> Work to be completed
Find the word "pink" in the listing below. Copy every line that has it.

> Input for this task
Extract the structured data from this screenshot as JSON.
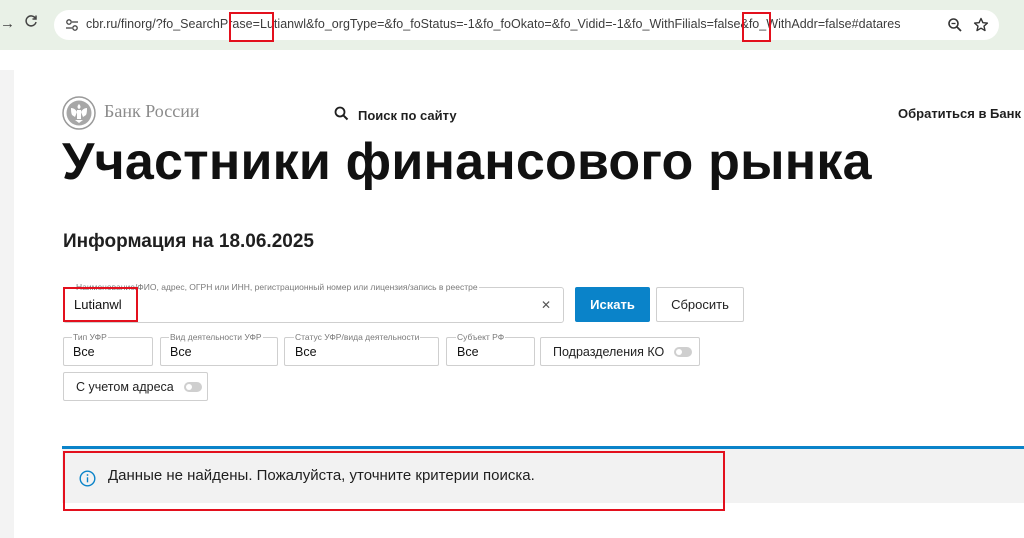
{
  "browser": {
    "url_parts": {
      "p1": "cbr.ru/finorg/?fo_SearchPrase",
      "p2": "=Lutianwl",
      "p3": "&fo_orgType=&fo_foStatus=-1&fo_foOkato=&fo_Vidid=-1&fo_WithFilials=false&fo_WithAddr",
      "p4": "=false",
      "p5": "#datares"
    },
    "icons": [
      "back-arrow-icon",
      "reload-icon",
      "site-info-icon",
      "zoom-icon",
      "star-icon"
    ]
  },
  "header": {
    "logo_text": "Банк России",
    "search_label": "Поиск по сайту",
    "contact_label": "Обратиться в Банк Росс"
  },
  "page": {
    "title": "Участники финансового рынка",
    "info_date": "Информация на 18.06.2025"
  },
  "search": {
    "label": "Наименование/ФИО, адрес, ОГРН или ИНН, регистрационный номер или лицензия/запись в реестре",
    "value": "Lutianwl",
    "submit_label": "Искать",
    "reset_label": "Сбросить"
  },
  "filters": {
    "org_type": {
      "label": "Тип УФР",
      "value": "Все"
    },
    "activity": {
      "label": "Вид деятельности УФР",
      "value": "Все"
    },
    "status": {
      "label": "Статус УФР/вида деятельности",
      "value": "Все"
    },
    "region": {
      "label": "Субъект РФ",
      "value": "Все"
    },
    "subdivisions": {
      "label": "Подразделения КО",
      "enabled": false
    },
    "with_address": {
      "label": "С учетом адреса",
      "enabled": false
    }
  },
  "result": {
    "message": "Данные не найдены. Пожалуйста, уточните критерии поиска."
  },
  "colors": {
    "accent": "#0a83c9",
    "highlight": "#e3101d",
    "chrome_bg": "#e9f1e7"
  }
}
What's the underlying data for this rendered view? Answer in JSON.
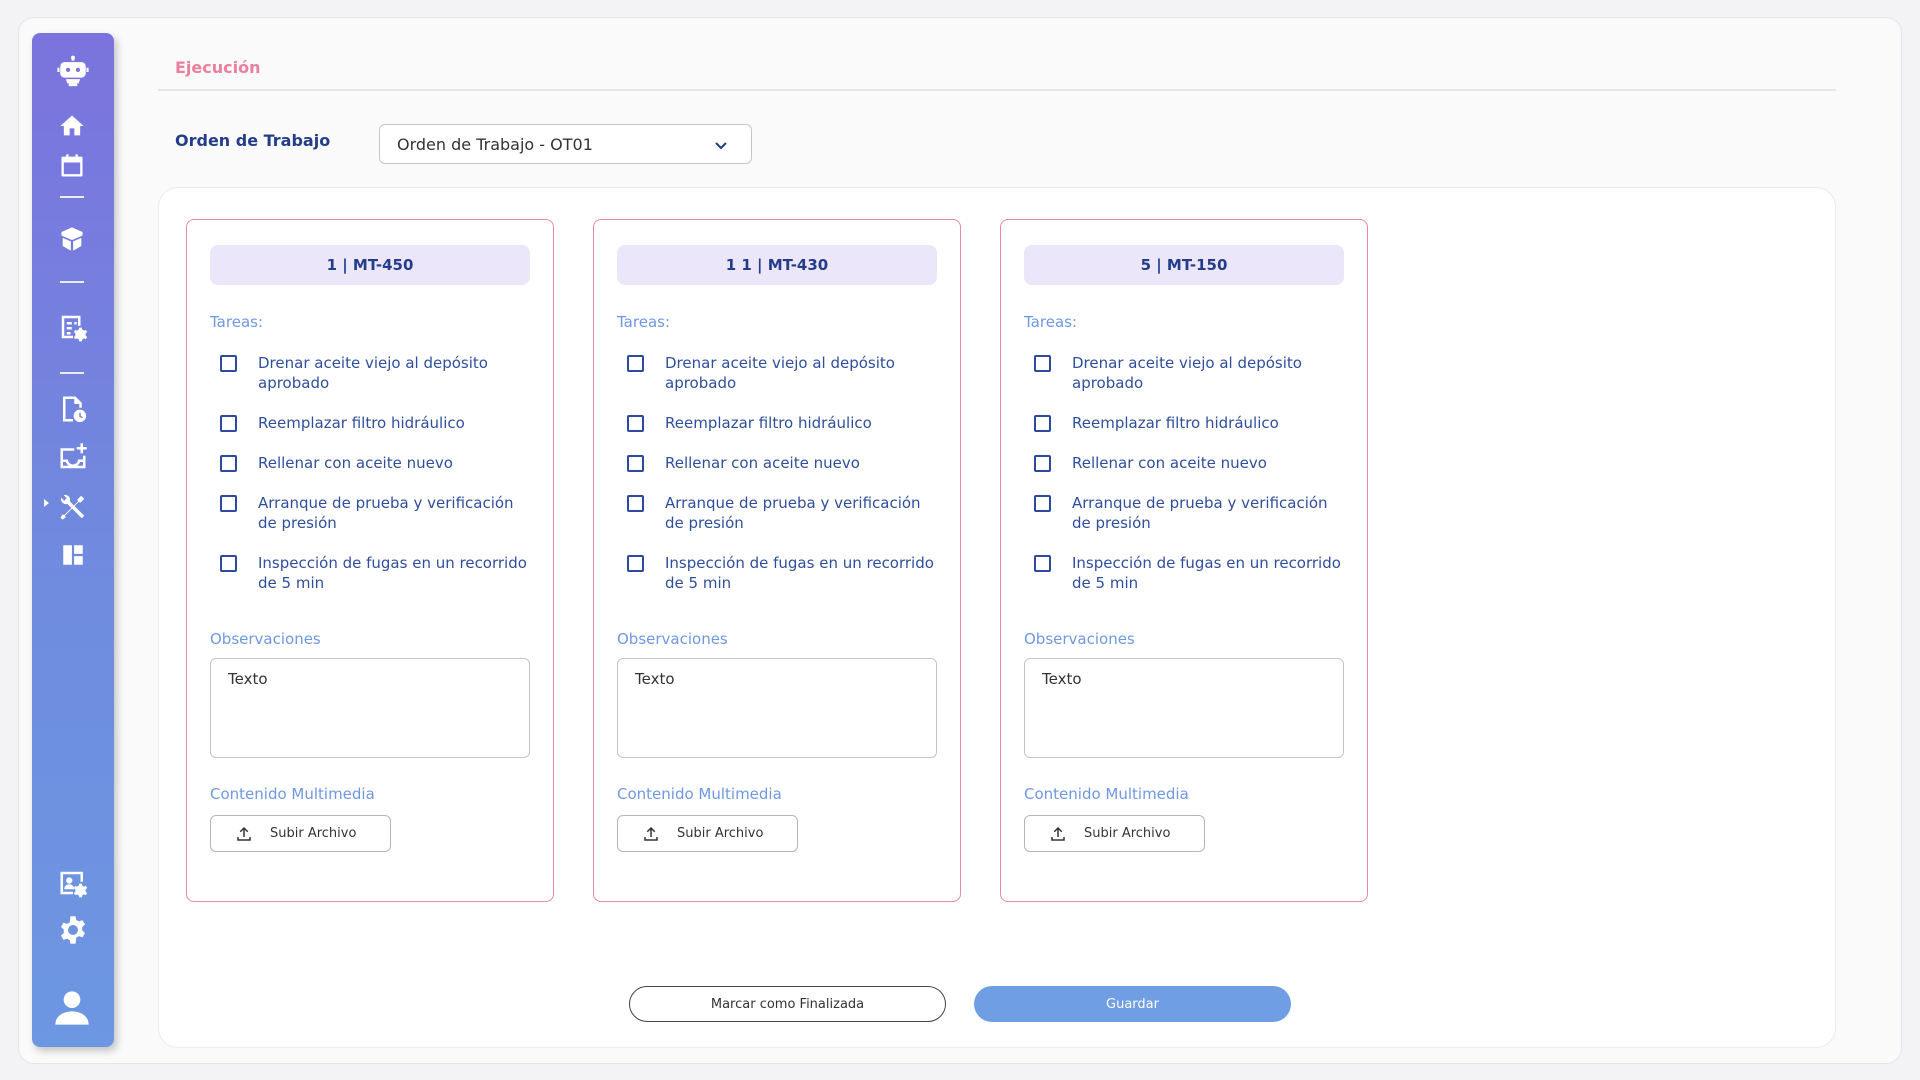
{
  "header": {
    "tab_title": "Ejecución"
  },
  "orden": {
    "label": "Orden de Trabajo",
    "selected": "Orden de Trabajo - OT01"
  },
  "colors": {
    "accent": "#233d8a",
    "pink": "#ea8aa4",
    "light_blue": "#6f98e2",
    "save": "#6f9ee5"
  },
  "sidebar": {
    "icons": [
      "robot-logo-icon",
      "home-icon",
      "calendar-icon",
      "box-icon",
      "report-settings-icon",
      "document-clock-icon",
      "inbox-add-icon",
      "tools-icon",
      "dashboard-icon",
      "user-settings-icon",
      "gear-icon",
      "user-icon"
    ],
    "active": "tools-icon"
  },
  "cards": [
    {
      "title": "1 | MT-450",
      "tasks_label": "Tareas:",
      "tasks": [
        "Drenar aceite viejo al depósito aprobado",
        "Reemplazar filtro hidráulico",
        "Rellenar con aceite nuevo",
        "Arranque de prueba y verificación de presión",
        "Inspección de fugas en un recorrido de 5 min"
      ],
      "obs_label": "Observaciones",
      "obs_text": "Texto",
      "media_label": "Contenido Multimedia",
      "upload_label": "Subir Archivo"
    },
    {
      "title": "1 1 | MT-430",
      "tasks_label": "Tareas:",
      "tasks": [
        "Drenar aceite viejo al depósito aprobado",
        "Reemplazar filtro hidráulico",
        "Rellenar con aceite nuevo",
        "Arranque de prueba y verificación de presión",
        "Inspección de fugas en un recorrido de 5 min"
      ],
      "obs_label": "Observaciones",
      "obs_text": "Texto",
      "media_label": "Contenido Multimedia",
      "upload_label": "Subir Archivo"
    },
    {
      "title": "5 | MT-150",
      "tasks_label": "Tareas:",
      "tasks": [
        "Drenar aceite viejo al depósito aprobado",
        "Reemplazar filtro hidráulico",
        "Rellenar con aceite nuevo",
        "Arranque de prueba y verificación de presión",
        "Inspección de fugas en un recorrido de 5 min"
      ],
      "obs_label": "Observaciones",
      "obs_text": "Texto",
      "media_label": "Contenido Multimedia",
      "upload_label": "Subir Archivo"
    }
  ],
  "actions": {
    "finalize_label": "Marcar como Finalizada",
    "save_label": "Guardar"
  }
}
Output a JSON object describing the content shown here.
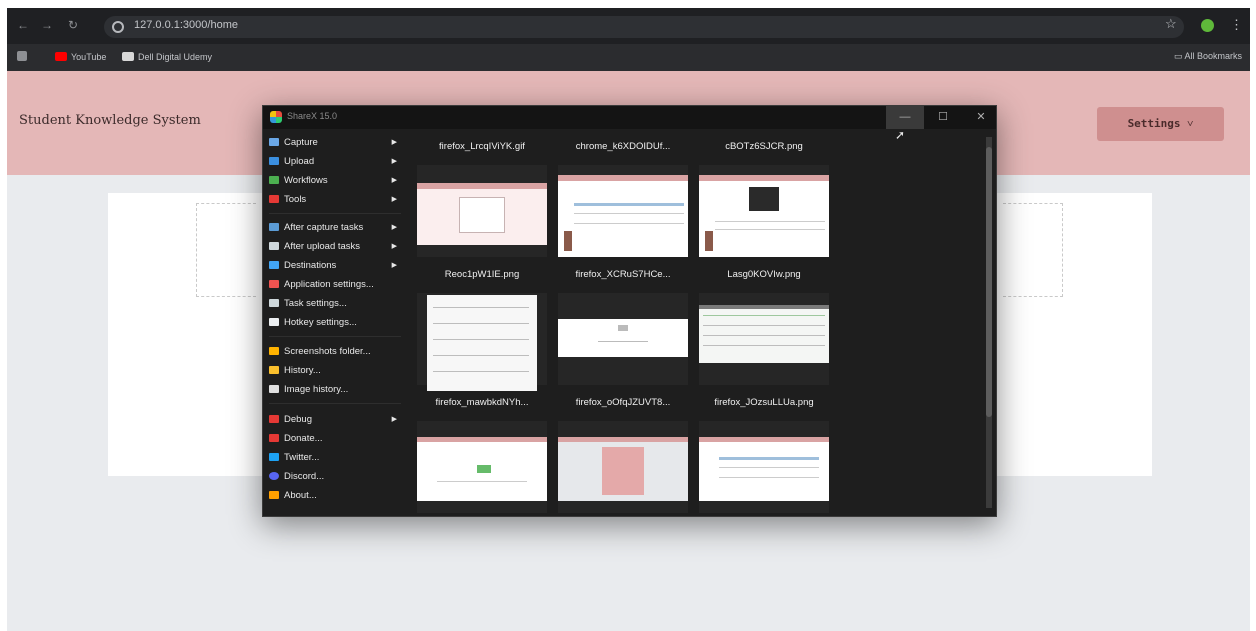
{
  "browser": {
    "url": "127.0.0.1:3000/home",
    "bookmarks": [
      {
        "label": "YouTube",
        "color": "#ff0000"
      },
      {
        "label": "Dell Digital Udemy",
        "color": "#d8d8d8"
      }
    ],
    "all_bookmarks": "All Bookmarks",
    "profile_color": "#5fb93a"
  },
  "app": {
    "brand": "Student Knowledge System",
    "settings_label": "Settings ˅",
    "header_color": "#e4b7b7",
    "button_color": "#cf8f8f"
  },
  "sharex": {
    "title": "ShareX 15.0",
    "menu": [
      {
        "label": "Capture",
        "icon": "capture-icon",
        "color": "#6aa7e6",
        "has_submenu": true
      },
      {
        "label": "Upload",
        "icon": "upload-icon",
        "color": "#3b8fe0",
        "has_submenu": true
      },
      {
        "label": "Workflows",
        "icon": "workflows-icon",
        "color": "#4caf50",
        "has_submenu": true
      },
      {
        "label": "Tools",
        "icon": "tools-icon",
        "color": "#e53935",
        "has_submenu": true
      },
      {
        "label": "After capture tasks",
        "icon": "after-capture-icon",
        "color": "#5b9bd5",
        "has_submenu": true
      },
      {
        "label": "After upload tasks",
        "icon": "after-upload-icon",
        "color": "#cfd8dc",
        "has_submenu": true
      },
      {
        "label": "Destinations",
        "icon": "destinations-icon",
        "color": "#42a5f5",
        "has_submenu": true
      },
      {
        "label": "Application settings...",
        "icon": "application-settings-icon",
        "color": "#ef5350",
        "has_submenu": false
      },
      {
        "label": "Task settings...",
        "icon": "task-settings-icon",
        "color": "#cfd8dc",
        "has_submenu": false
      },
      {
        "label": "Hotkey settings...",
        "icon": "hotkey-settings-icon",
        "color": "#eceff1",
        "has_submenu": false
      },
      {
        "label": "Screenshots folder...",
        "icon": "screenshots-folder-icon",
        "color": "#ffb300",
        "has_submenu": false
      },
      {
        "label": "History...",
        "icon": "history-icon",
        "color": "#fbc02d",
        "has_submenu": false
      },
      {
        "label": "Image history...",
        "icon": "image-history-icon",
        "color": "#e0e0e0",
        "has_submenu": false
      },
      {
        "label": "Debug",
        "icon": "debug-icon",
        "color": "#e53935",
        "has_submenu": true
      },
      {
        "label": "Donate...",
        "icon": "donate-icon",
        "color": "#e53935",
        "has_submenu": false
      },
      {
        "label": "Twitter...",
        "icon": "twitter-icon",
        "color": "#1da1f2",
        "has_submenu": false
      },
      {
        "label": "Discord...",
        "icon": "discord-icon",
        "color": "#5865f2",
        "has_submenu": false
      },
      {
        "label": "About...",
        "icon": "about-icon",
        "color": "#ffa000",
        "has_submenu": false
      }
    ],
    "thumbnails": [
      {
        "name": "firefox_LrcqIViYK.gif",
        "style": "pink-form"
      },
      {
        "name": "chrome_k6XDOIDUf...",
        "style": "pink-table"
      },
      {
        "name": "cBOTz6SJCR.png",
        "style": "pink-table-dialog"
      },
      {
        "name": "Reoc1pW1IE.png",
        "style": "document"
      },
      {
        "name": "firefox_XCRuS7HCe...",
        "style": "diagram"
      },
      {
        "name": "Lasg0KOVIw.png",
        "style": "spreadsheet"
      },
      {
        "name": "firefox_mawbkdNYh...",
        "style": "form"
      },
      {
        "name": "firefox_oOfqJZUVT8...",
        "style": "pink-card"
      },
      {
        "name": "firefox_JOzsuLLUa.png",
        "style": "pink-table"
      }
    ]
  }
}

> Answer below
    "pink": "#ea8aa4",
        "style": "pink-form"
        "style": "pink-table"
        "style": "pink-table-dialog"
        "style": "pink-card"
        "style": "pink-table"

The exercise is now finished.